We think Rick and Ilsa will take the letters of transit and leave. Ilsa thinks that, too. But that’s not what happens. Once at the airport, Rick informs Renault that Ilsa and Victor will be the ones leaving. This surprises Ilsa, Renault—and the audience. But this is Rick putting away his personal grievance for the greater good. This is him atoning for the sins of the past. This is also him entering the fray, as Laszlo tells him on the tarmac, in a line I use in the intro to my podcast: “Welcome back to the fight. This time, I know our side will win.” That line is spoken in December of 1941—for all we know, Japanese planes are bombing Pearl Harbor as Laszlo’s plane flies to Lisbon. If Rick represents America, this is America entering the war. And, remember, the movie came out in 1942! “Our side” winning was not a sure thing.

(Also: Rick told Victor that the letters of transit were not for sale at any price. At the end, he refuses to take Victor’s money—which both makes the comment about the letters not being for sale true, and also continues the running joke about Laszlo not being able to pay for his own drinks.)

The Resistance leader and his wife get on the plane. The plane taxis out to the strip. And then, the Nazi big wheel shows up! After warning him to put down the phone, Rick shoots and kills him. Renault explains how “unpleasant” this is going to be. “I’ll have to arrest you, of course.”

The plane takes off, heading for Lisbon. The couple makes it out of Casablanca. Rick wins his 10,000 franc bet with Renault. Then the police show up. And watching the movie, we prepare for Rick’s impending arrest. “Major Strasser has been shot,” Renault tells his charges. And there is a long, dramatic pause, before he delivers yet another of the film’s famous lines: “Round up the usual suspects.” With those five words, he lets Rick go free.

Renault—an unscrupulous lech who “blows with the wind,” a “poor, corrupt official” who exploits his authority by bedding desperate refugee women—has found his own way back to the light. He, too, is back in the fight. And he and Rick leave together, bound for the French garrison at Brazzaville, and adventures to come, and a continuation of what is already a beautiful friendship.

Watching the film again last night, there was something else I realized about Casablanca. No one wants to be in Morocco. Everyone wants to go to America. The word is spoken countless times: America, America, America. Rick is American but can’t go back to America, although he desperately wants to. America is the symbol of freedom, of safety, of security, of respite from the Third Reich. The entire black market of French Morocco revolves around guarantees of safe passage to America. It’s taken as a given that America is the land of the free.

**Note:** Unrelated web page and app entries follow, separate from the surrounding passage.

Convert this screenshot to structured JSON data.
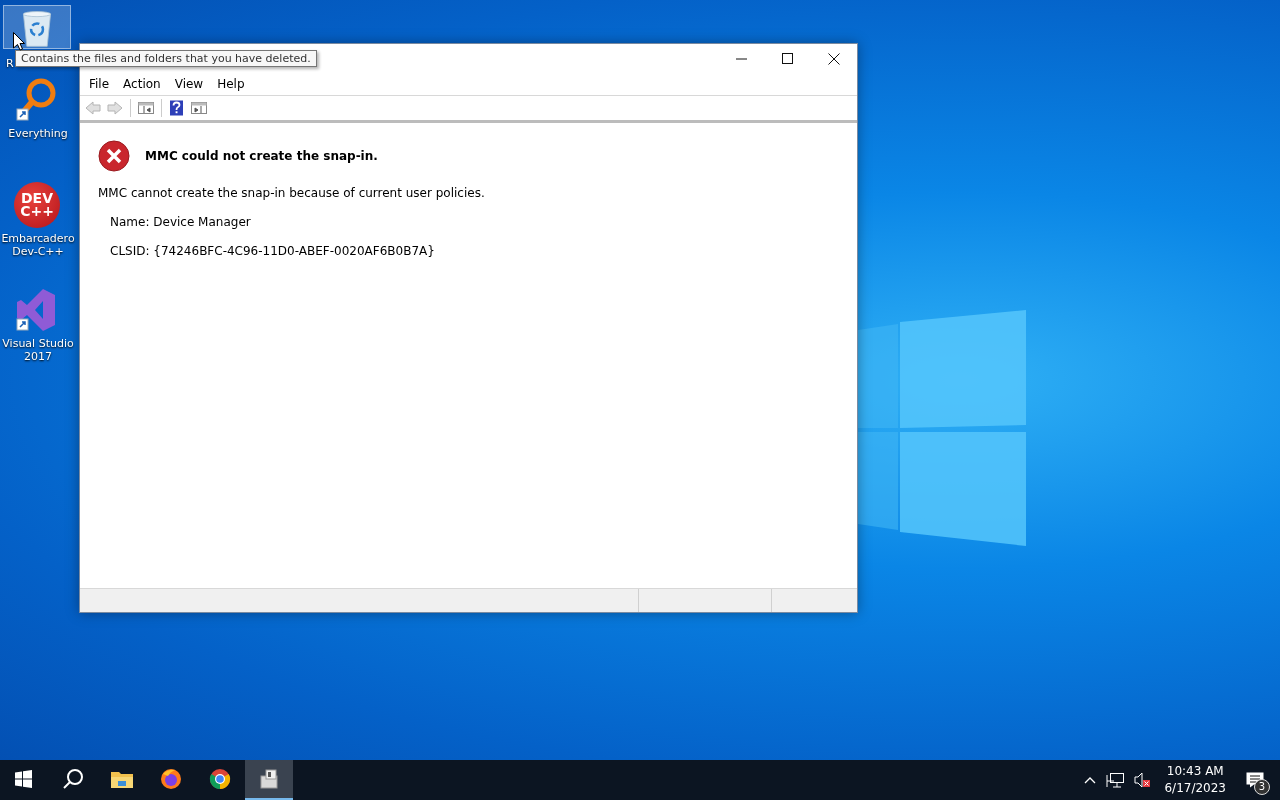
{
  "desktop": {
    "icons": [
      {
        "kind": "recycle",
        "label": "R",
        "selected": true
      },
      {
        "kind": "everything",
        "label": "Everything",
        "selected": false
      },
      {
        "kind": "devcpp",
        "label": "Embarcadero Dev-C++",
        "logo_text": [
          "DEV",
          "C++"
        ],
        "selected": false
      },
      {
        "kind": "vs",
        "label": "Visual Studio 2017",
        "selected": false
      }
    ]
  },
  "tooltip": {
    "text": "Contains the files and folders that you have deleted."
  },
  "window": {
    "menu": [
      "File",
      "Action",
      "View",
      "Help"
    ],
    "toolbar": [
      {
        "kind": "back",
        "disabled": true
      },
      {
        "kind": "forward",
        "disabled": true
      },
      {
        "kind": "sep"
      },
      {
        "kind": "tree",
        "disabled": false
      },
      {
        "kind": "sep"
      },
      {
        "kind": "help",
        "disabled": false
      },
      {
        "kind": "pane",
        "disabled": false
      }
    ],
    "message": {
      "title": "MMC could not create the snap-in.",
      "body": "MMC cannot create the snap-in because of current user policies.",
      "details": [
        "Name: Device Manager",
        "CLSID: {74246BFC-4C96-11D0-ABEF-0020AF6B0B7A}"
      ]
    }
  },
  "taskbar": {
    "apps": [
      {
        "kind": "start",
        "selected": false
      },
      {
        "kind": "search",
        "selected": false
      },
      {
        "kind": "explorer",
        "selected": false
      },
      {
        "kind": "firefox",
        "selected": false
      },
      {
        "kind": "chrome",
        "selected": false
      },
      {
        "kind": "mmc",
        "selected": true
      }
    ],
    "tray": {
      "time": "10:43 AM",
      "date": "6/17/2023",
      "notifications": "3"
    }
  }
}
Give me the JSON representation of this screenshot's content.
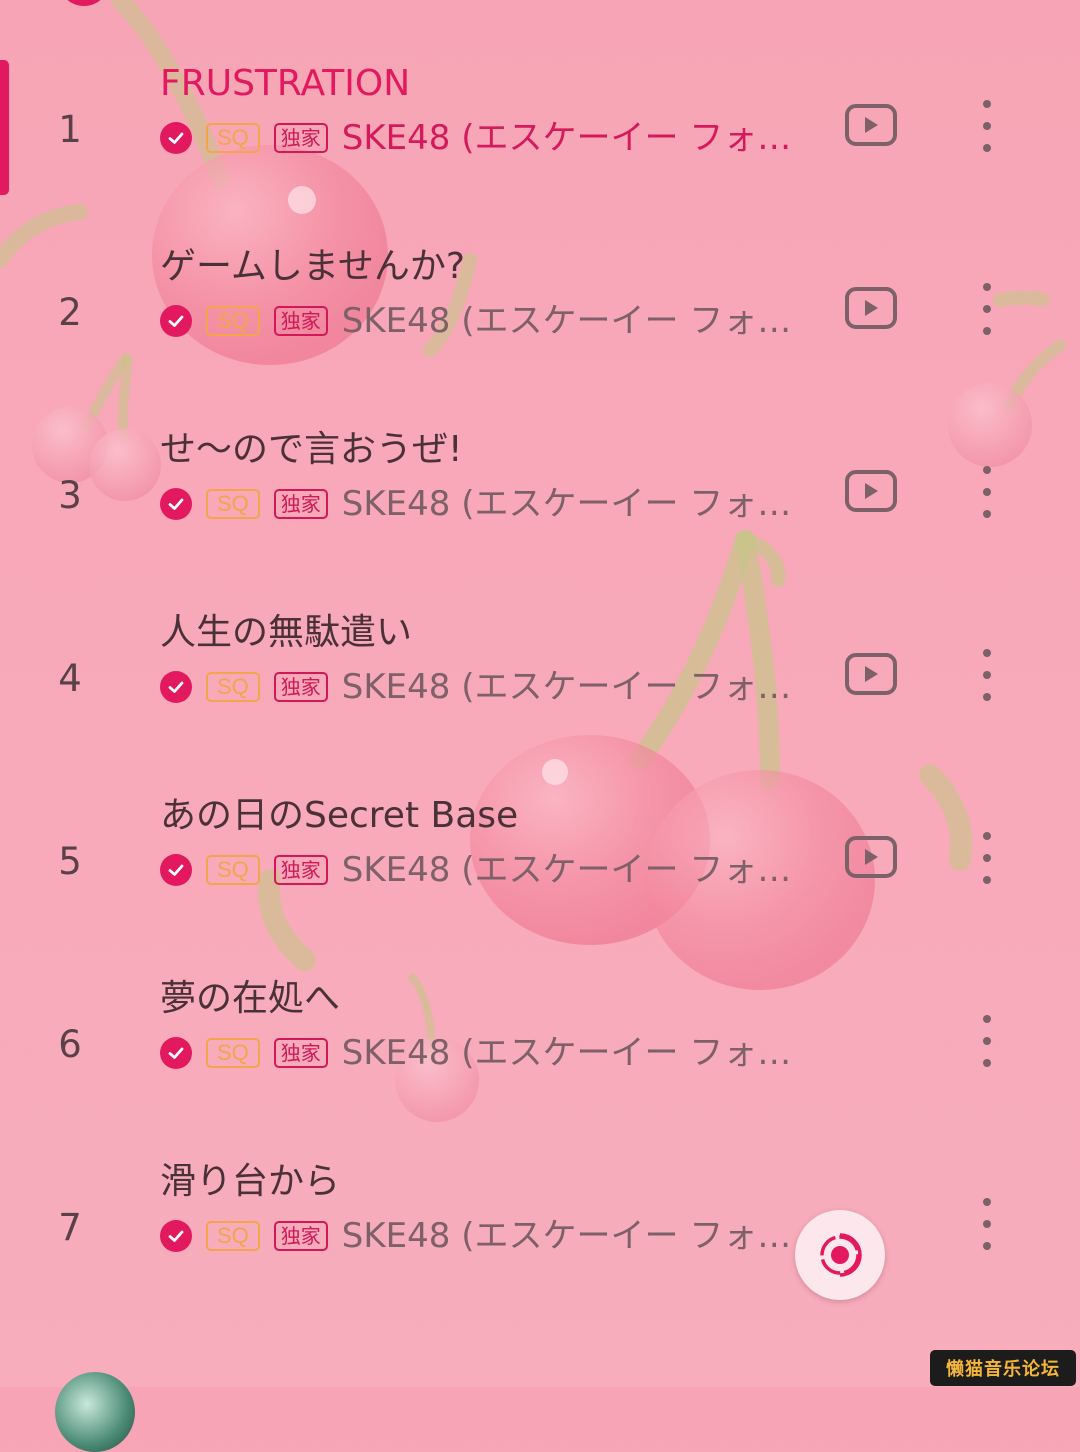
{
  "theme": {
    "accent": "#e3195f",
    "sq_color": "#f2a54a",
    "text_primary": "#4a3138",
    "text_secondary": "#7e6068",
    "background": "#f8a9b9"
  },
  "tracks": [
    {
      "number": "1",
      "title": "FRUSTRATION",
      "artist": "SKE48 (エスケーイー フォ…",
      "quality_badge": "SQ",
      "exclusive_badge": "独家",
      "has_mv": true,
      "playing": true
    },
    {
      "number": "2",
      "title": "ゲームしませんか?",
      "artist": "SKE48 (エスケーイー フォ…",
      "quality_badge": "SQ",
      "exclusive_badge": "独家",
      "has_mv": true,
      "playing": false
    },
    {
      "number": "3",
      "title": "せ～ので言おうぜ!",
      "artist": "SKE48 (エスケーイー フォ…",
      "quality_badge": "SQ",
      "exclusive_badge": "独家",
      "has_mv": true,
      "playing": false
    },
    {
      "number": "4",
      "title": "人生の無駄遣い",
      "artist": "SKE48 (エスケーイー フォ…",
      "quality_badge": "SQ",
      "exclusive_badge": "独家",
      "has_mv": true,
      "playing": false
    },
    {
      "number": "5",
      "title": "あの日のSecret Base",
      "artist": "SKE48 (エスケーイー フォ…",
      "quality_badge": "SQ",
      "exclusive_badge": "独家",
      "has_mv": true,
      "playing": false
    },
    {
      "number": "6",
      "title": "夢の在処へ",
      "artist": "SKE48 (エスケーイー フォ…",
      "quality_badge": "SQ",
      "exclusive_badge": "独家",
      "has_mv": false,
      "playing": false
    },
    {
      "number": "7",
      "title": "滑り台から",
      "artist": "SKE48 (エスケーイー フォ…",
      "quality_badge": "SQ",
      "exclusive_badge": "独家",
      "has_mv": false,
      "playing": false
    }
  ],
  "icons": {
    "downloaded": "check-circle-icon",
    "mv": "play-video-icon",
    "more": "more-vertical-icon",
    "locate": "locate-current-icon"
  },
  "watermark": {
    "text": "懒猫音乐论坛"
  }
}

But now, somehow, 82 years after the release of Casablanca, this is no longer a given. Nazis are again on the rise—only this time, they’re not in Europe or North Africa but here, in America, among us. What would those supporting actors who fled the Third Reich have made of that? What would Rick have thought?

While helping dress his wound, Rick asks Victor if he thinks what he’s fighting for—that is, democracy, freedom, anti-fascism—is worth it. I leave you with Laszlo’s response: “You might as well question why we breathe. If we stop breathing, we’ll die. If we stop fighting our enemies, the world will die.”

The fundamental things apply, as time goes by.

[Greg Olear (@gregolear) is the L.A. Times-bestselling author of the novels Totally  Killer (2009), Fathermucker (2011), and Empress (2022), as well as Success Stories of a Failure Analyst (2023) and 2018’s Dirty Rubles: An Introduction to Trump/Russia, which Salon called “required reading for all Americans.” His first two novels have been translated into other languages and have been optioned for screen.

His work has appeared at Dame Magazine, Slate, Medium, the Huffington Post, Newsweek, Hudson Valley Magazine, The Nervous Breakdown, and his now-defunct arts and culture site, The Weeklings.

A graduate of Georgetown University, he lives in New York with his wife, their two kids, and their three cats.]